[Web page and app entries]

[Start of Attachment]

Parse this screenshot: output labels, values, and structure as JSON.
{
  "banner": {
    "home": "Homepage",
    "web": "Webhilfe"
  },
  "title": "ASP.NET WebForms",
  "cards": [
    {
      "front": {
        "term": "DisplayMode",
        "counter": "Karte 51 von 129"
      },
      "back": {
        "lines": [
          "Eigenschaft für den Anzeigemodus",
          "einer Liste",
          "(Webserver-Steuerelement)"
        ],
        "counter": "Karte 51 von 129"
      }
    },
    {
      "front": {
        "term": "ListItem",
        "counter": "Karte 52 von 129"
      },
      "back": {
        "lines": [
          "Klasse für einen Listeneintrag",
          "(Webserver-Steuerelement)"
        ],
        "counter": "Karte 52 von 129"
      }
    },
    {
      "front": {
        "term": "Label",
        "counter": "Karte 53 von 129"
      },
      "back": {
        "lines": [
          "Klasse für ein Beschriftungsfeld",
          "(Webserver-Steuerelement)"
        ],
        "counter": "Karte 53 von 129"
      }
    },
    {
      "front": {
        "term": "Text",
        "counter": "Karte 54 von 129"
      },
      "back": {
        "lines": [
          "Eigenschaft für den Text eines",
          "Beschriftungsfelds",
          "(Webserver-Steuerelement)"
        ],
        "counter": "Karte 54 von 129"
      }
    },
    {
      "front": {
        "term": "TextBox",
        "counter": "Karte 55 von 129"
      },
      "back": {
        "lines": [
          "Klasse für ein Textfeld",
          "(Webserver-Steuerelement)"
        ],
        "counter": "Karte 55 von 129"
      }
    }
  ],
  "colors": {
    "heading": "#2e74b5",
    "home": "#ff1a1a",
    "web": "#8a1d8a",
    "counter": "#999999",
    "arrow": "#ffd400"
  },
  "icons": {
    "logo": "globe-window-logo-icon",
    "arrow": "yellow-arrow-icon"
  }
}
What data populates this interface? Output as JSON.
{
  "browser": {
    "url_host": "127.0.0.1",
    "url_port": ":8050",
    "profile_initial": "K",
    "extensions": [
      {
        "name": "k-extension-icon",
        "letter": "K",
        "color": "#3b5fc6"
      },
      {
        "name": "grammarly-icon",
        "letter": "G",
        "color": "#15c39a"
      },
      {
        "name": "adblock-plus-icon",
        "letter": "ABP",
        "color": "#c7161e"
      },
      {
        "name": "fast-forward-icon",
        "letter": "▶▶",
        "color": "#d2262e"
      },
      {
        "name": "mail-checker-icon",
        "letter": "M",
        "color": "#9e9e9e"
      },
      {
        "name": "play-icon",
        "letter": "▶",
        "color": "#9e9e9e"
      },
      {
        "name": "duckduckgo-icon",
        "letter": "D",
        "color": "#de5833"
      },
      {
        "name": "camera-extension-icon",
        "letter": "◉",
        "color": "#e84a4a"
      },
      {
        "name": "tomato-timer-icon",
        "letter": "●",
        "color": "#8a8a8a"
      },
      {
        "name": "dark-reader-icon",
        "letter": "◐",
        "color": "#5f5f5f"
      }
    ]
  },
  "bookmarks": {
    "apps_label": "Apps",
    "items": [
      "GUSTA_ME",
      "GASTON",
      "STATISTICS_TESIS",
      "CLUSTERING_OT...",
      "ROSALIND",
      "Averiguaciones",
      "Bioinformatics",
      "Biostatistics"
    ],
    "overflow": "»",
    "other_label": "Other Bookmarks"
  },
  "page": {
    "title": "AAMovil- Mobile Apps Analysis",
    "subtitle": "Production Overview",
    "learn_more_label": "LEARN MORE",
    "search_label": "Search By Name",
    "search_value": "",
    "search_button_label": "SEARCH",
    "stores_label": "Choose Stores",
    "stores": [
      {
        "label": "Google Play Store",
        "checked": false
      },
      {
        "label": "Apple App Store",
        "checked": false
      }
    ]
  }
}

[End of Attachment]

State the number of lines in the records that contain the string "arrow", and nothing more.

### Answer for the task
2